Interface dataset entries:

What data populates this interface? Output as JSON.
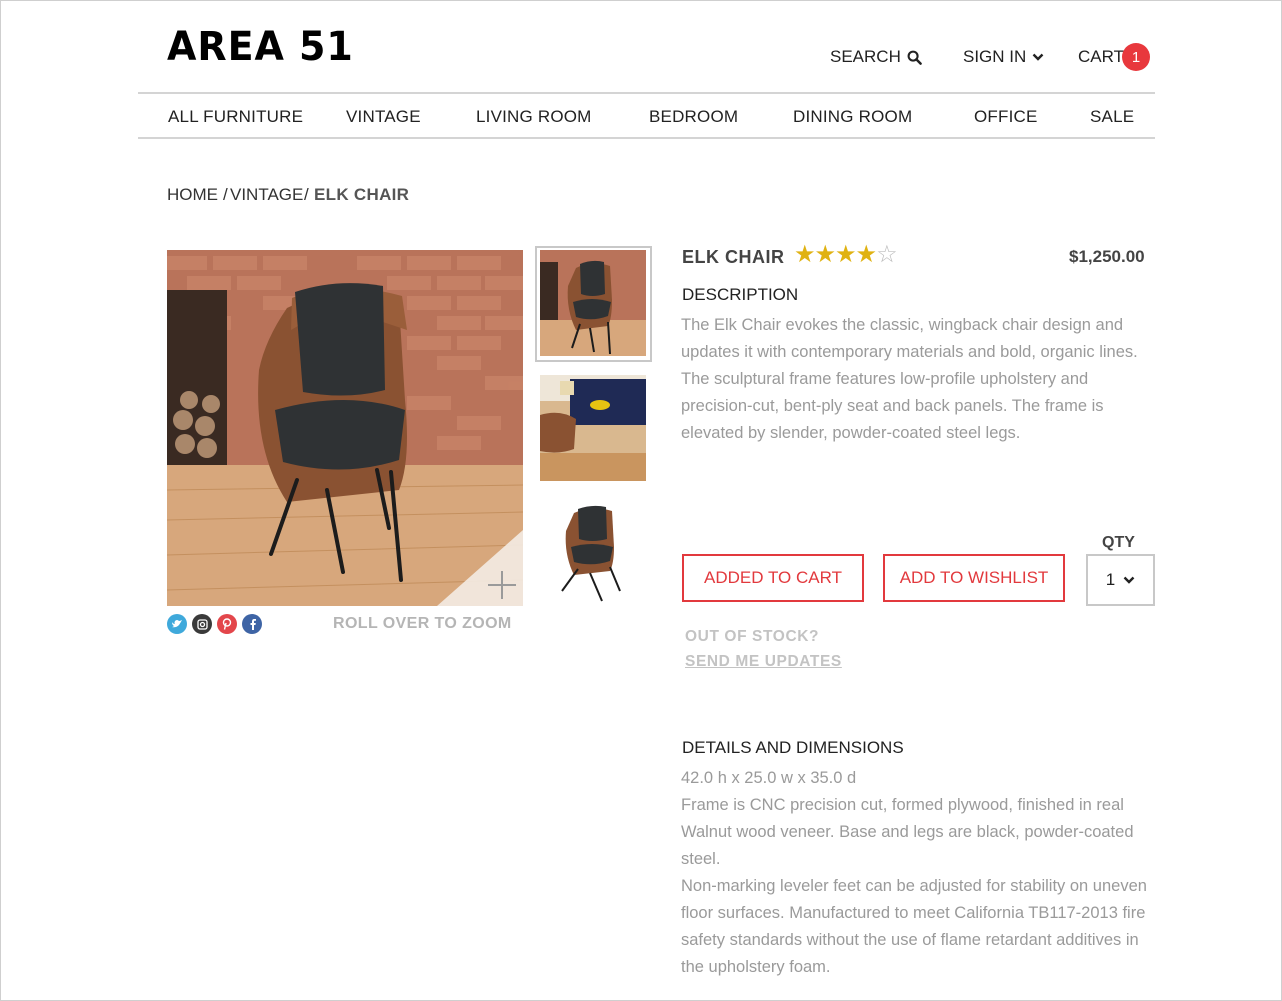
{
  "brand": {
    "logo": "AREA 51"
  },
  "header": {
    "search_label": "SEARCH",
    "signin_label": "SIGN IN",
    "cart_label": "CART",
    "cart_count": "1"
  },
  "nav": {
    "items": [
      "ALL FURNITURE",
      "VINTAGE",
      "LIVING ROOM",
      "BEDROOM",
      "DINING ROOM",
      "OFFICE",
      "SALE"
    ]
  },
  "breadcrumb": {
    "home": "HOME",
    "sep1": "/",
    "section": "VINTAGE",
    "sep2": "/",
    "current": "ELK CHAIR"
  },
  "gallery": {
    "zoom_hint": "ROLL OVER TO ZOOM",
    "social": [
      "twitter-icon",
      "instagram-icon",
      "pinterest-icon",
      "facebook-icon"
    ]
  },
  "product": {
    "name": "ELK CHAIR",
    "rating": 4,
    "rating_max": 5,
    "price": "$1,250.00",
    "description_title": "DESCRIPTION",
    "description": "The Elk Chair evokes the classic, wingback chair design and updates it with contemporary materials and bold, organic lines. The sculptural frame features low-profile upholstery and precision-cut, bent-ply seat and back panels.  The frame is elevated by slender, powder-coated steel legs.",
    "added_to_cart_label": "ADDED TO CART",
    "wishlist_label": "ADD TO WISHLIST",
    "qty_label": "QTY",
    "qty_value": "1",
    "out_of_stock": "OUT OF STOCK?",
    "send_updates": "SEND ME UPDATES",
    "details_title": "DETAILS AND DIMENSIONS",
    "dimensions": "42.0 h x 25.0 w x 35.0 d",
    "details_1": "Frame is CNC precision cut, formed plywood, finished in real Walnut wood veneer. Base and legs are black, powder-coated steel.",
    "details_2": "Non-marking leveler feet can be adjusted for stability on uneven floor surfaces. Manufactured to meet California TB117-2013 fire safety standards without the use of flame retardant additives in the upholstery foam."
  },
  "colors": {
    "accent": "#e2393d",
    "star": "#e0b212",
    "muted_text": "#9a9a9a"
  }
}
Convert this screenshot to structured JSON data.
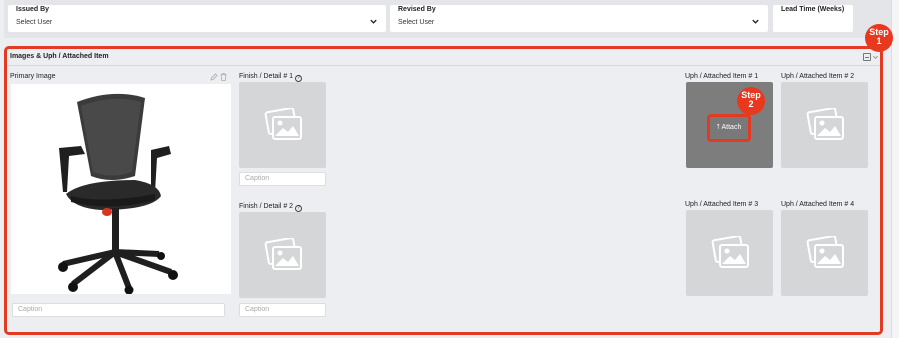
{
  "top_fields": {
    "issued_by": {
      "label": "Issued By",
      "value": "Select User"
    },
    "revised_by": {
      "label": "Revised By",
      "value": "Select User"
    },
    "lead_time": {
      "label": "Lead Time (Weeks)",
      "value": ""
    }
  },
  "section": {
    "title": "Images & Uph / Attached Item",
    "primary_image_label": "Primary Image",
    "primary_caption_placeholder": "Caption",
    "finish_1_label": "Finish / Detail # 1",
    "finish_1_caption": "Caption",
    "finish_2_label": "Finish / Detail # 2",
    "finish_2_caption": "Caption",
    "help_glyph": "?",
    "uph_1_label": "Uph / Attached Item # 1",
    "uph_2_label": "Uph / Attached Item # 2",
    "uph_3_label": "Uph / Attached Item # 3",
    "uph_4_label": "Uph / Attached Item # 4",
    "attach_label": "Attach",
    "attach_glyph": "⭡"
  },
  "annotations": {
    "step1": {
      "word": "Step",
      "num": "1"
    },
    "step2": {
      "word": "Step",
      "num": "2"
    }
  },
  "colors": {
    "annotation_red": "#e33b22",
    "placeholder_gray": "#d5d6d8",
    "hover_gray": "#7d7d7d"
  },
  "icons": [
    "chevron-down-icon",
    "pencil-icon",
    "trash-icon",
    "help-icon",
    "image-placeholder-icon",
    "upload-icon",
    "collapse-icon",
    "caret-icon"
  ]
}
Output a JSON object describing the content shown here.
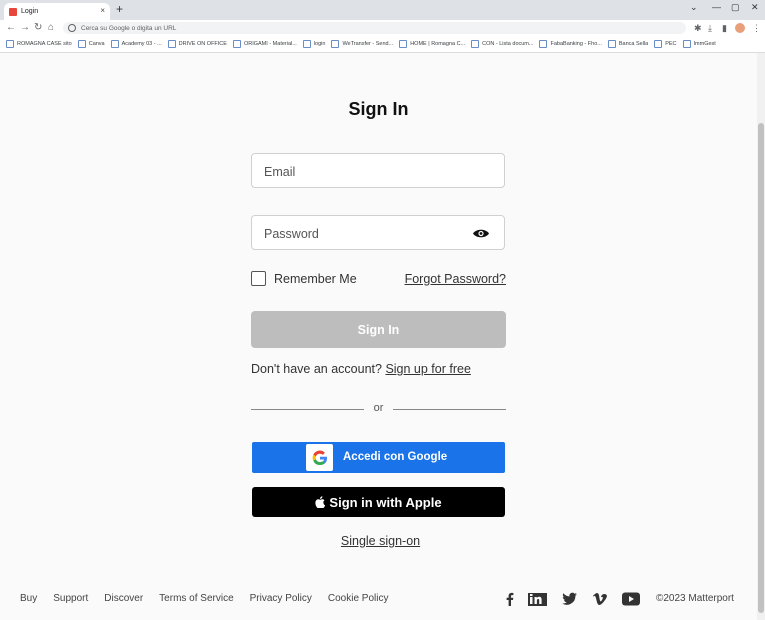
{
  "browser": {
    "tab_title": "Login",
    "new_tab": "+",
    "close_tab": "×",
    "window_controls": [
      "⌄",
      "—",
      "▢",
      "✕"
    ],
    "omnibox_placeholder": "Cerca su Google o digita un URL",
    "bookmarks": [
      "ROMAGNA CASE sito",
      "Canva",
      "Academy 03 - ...",
      "DRIVE ON OFFICE",
      "ORIGAMI - Material...",
      "login",
      "WeTransfer - Send...",
      "HOME | Romagna C...",
      "CON - Lista docum...",
      "FabaBanking - Fho...",
      "Banca Sella",
      "PEC",
      "ImmGest"
    ]
  },
  "login": {
    "title": "Sign In",
    "email_placeholder": "Email",
    "password_placeholder": "Password",
    "remember_label": "Remember Me",
    "forgot_label": "Forgot Password?",
    "signin_button": "Sign In",
    "no_account_text": "Don't have an account?",
    "signup_link": "Sign up for free",
    "or_text": "or",
    "google_button": "Accedi con Google",
    "apple_button": "Sign in with Apple",
    "sso_link": "Single sign-on"
  },
  "footer": {
    "links": [
      "Buy",
      "Support",
      "Discover",
      "Terms of Service",
      "Privacy Policy",
      "Cookie Policy"
    ],
    "copyright": "©2023 Matterport",
    "social_icons": [
      "facebook-icon",
      "linkedin-icon",
      "twitter-icon",
      "vimeo-icon",
      "youtube-icon"
    ]
  },
  "colors": {
    "google_blue": "#1a73e8",
    "apple_black": "#000000",
    "disabled_button": "#bdbdbd"
  }
}
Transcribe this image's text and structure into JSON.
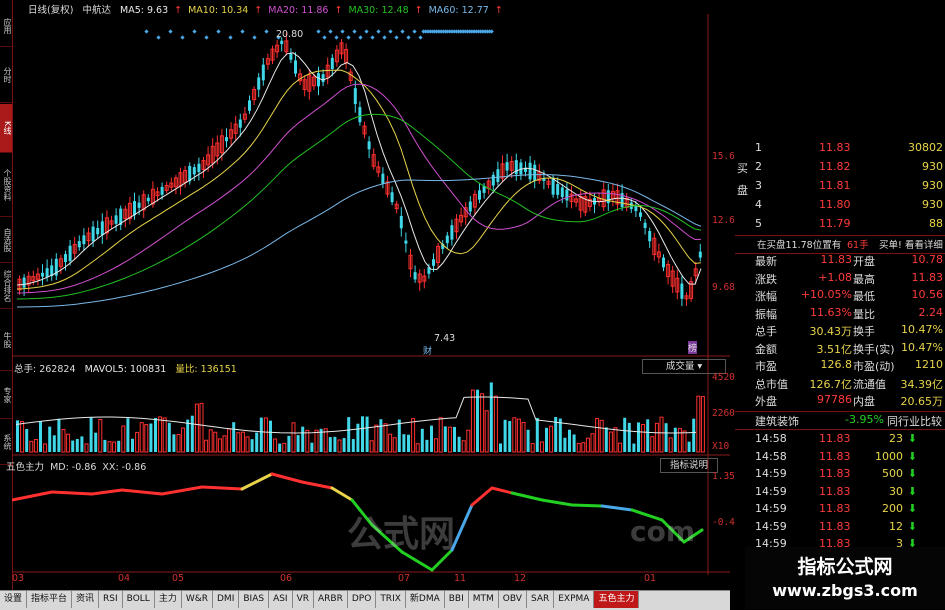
{
  "header": {
    "period": "日线(复权)",
    "stock": "中航达",
    "ma": [
      {
        "label": "MA5: 9.63",
        "color": "#e8e8e8"
      },
      {
        "label": "MA10: 10.34",
        "color": "#e8d44a"
      },
      {
        "label": "MA20: 11.86",
        "color": "#d050d0"
      },
      {
        "label": "MA30: 12.48",
        "color": "#22c022"
      },
      {
        "label": "MA60: 12.77",
        "color": "#7ab8e8"
      }
    ]
  },
  "price_axis": {
    "top": "15.61",
    "mid": "12.66",
    "low": "9.68"
  },
  "price_marks": {
    "high": "20.80",
    "low": "7.43"
  },
  "volume_header": {
    "total_label": "总手: 262824",
    "mavol_label": "MAVOL5: 100831",
    "ratio_label": "量比: 136151",
    "button": "成交量"
  },
  "volume_axis": {
    "top": "45207",
    "mid": "22604",
    "unit": "X10"
  },
  "indicator_header": {
    "name": "五色主力",
    "md_label": "MD: -0.86",
    "xx_label": "XX: -0.86",
    "button": "指标说明"
  },
  "indicator_axis": {
    "top": "1.35",
    "mid": "-0.40"
  },
  "x_axis": [
    "03",
    "04",
    "05",
    "06",
    "07",
    "11",
    "12",
    "01"
  ],
  "markers": {
    "cai": "财",
    "rong": "榜"
  },
  "left_tabs": [
    "应用",
    "分时",
    "K线",
    "个股资料",
    "自选股",
    "综合排名",
    "牛股",
    "专家",
    "系统"
  ],
  "orderbook": {
    "buy_side_label": "买盘",
    "rows": [
      {
        "level": "1",
        "price": "11.83",
        "volume": "30802"
      },
      {
        "level": "2",
        "price": "11.82",
        "volume": "930"
      },
      {
        "level": "3",
        "price": "11.81",
        "volume": "930"
      },
      {
        "level": "4",
        "price": "11.80",
        "volume": "930"
      },
      {
        "level": "5",
        "price": "11.79",
        "volume": "88"
      }
    ],
    "status_line": "在买盘11.78位置有",
    "status_count": "61手",
    "status_action": "买单! 看看详细"
  },
  "quote": [
    {
      "l1": "最新",
      "v1": "11.83",
      "l2": "开盘",
      "v2": "10.78"
    },
    {
      "l1": "涨跌",
      "v1": "+1.08",
      "l2": "最高",
      "v2": "11.83"
    },
    {
      "l1": "涨幅",
      "v1": "+10.05%",
      "l2": "最低",
      "v2": "10.56"
    },
    {
      "l1": "振幅",
      "v1": "11.63%",
      "l2": "量比",
      "v2": "2.24"
    },
    {
      "l1": "总手",
      "v1": "30.43万",
      "l2": "换手",
      "v2": "10.47%"
    },
    {
      "l1": "金额",
      "v1": "3.51亿",
      "l2": "换手(实)",
      "v2": "10.47%"
    },
    {
      "l1": "市盈",
      "v1": "126.8",
      "l2": "市盈(动)",
      "v2": "1210"
    },
    {
      "l1": "总市值",
      "v1": "126.7亿",
      "l2": "流通值",
      "v2": "34.39亿"
    },
    {
      "l1": "外盘",
      "v1": "97786",
      "l2": "内盘",
      "v2": "20.65万"
    }
  ],
  "sector": {
    "name": "建筑装饰",
    "change": "-3.95%",
    "button": "同行业比较"
  },
  "ticks": [
    {
      "time": "14:58",
      "price": "11.83",
      "volume": "23",
      "dir": "down"
    },
    {
      "time": "14:58",
      "price": "11.83",
      "volume": "1000",
      "dir": "down"
    },
    {
      "time": "14:59",
      "price": "11.83",
      "volume": "500",
      "dir": "down"
    },
    {
      "time": "14:59",
      "price": "11.83",
      "volume": "30",
      "dir": "down"
    },
    {
      "time": "14:59",
      "price": "11.83",
      "volume": "200",
      "dir": "down"
    },
    {
      "time": "14:59",
      "price": "11.83",
      "volume": "12",
      "dir": "down"
    },
    {
      "time": "14:59",
      "price": "11.83",
      "volume": "3",
      "dir": "down"
    },
    {
      "time": "14:59",
      "price": "11.83",
      "volume": "",
      "dir": ""
    }
  ],
  "bottom_tabs": [
    "设置",
    "指标平台",
    "资讯",
    "RSI",
    "BOLL",
    "主力",
    "W&R",
    "DMI",
    "BIAS",
    "ASI",
    "VR",
    "ARBR",
    "DPO",
    "TRIX",
    "新DMA",
    "BBI",
    "MTM",
    "OBV",
    "SAR",
    "EXPMA",
    "五色主力"
  ],
  "watermark": {
    "line1": "指标公式网",
    "line2": "www.zbgs3.com",
    "overlay1": "公式网",
    "overlay2": "com"
  }
}
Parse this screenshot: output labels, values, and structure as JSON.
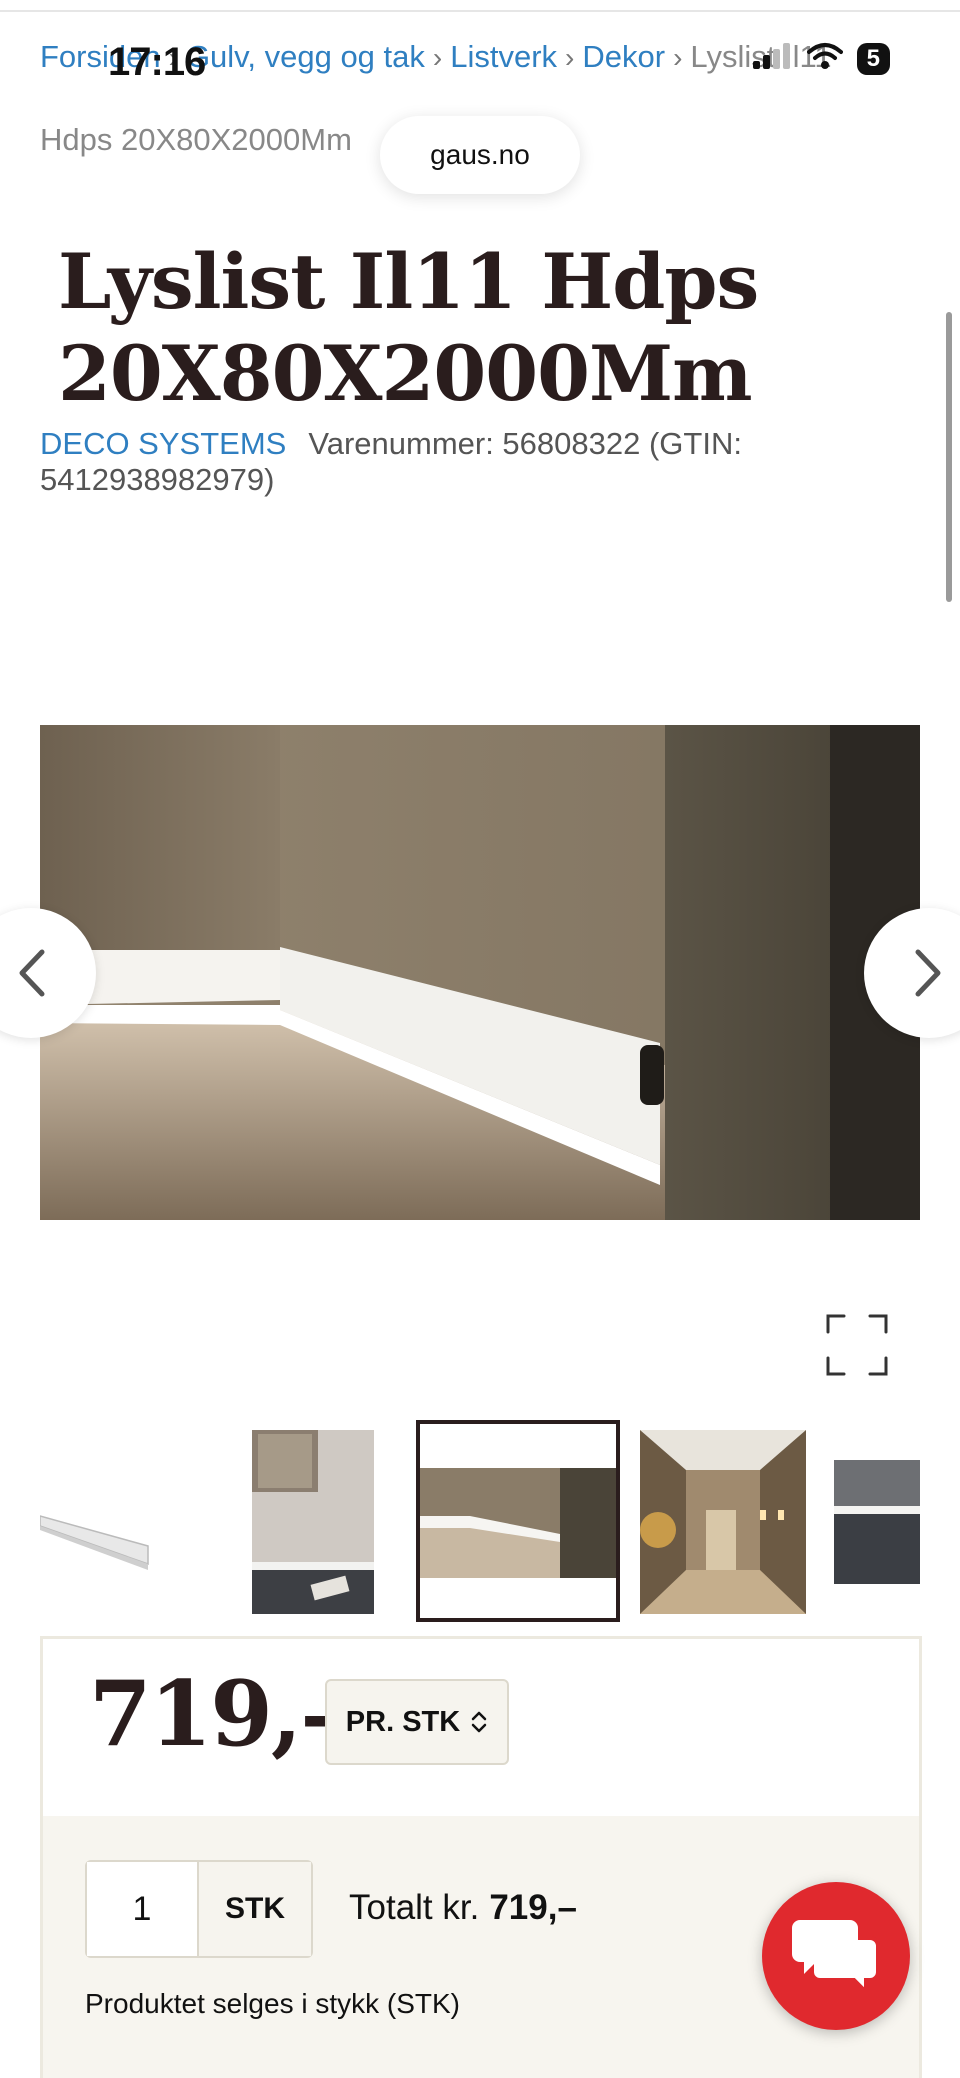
{
  "status": {
    "time": "17:16",
    "battery": "5"
  },
  "browser": {
    "url": "gaus.no"
  },
  "breadcrumb": {
    "items": [
      "Forsiden",
      "Gulv, vegg og tak",
      "Listverk",
      "Dekor"
    ],
    "current_line1": "Lyslist Il11",
    "current_line2": "Hdps 20X80X2000Mm",
    "separator": "›"
  },
  "product": {
    "title": "Lyslist Il11 Hdps 20X80X2000Mm",
    "brand": "DECO SYSTEMS",
    "sku_text": "Varenummer: 56808322 (GTIN: 5412938982979)"
  },
  "gallery": {
    "selected_index": 2,
    "thumbnail_count": 5
  },
  "price": {
    "amount": "719,–",
    "unit_select": "PR. STK"
  },
  "quantity": {
    "value": "1",
    "unit": "STK",
    "total_label": "Totalt kr.",
    "total_value": "719,–",
    "note": "Produktet selges i stykk (STK)"
  },
  "colors": {
    "link": "#2f7fc1",
    "title": "#2a1d1d",
    "chat": "#e0292e",
    "panel": "#f7f5ef"
  },
  "icons": [
    "chevron-left-icon",
    "chevron-right-icon",
    "expand-icon",
    "chevron-updown-icon",
    "chat-icon",
    "signal-icon",
    "wifi-icon"
  ]
}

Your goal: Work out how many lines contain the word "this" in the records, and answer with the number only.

Task response: 4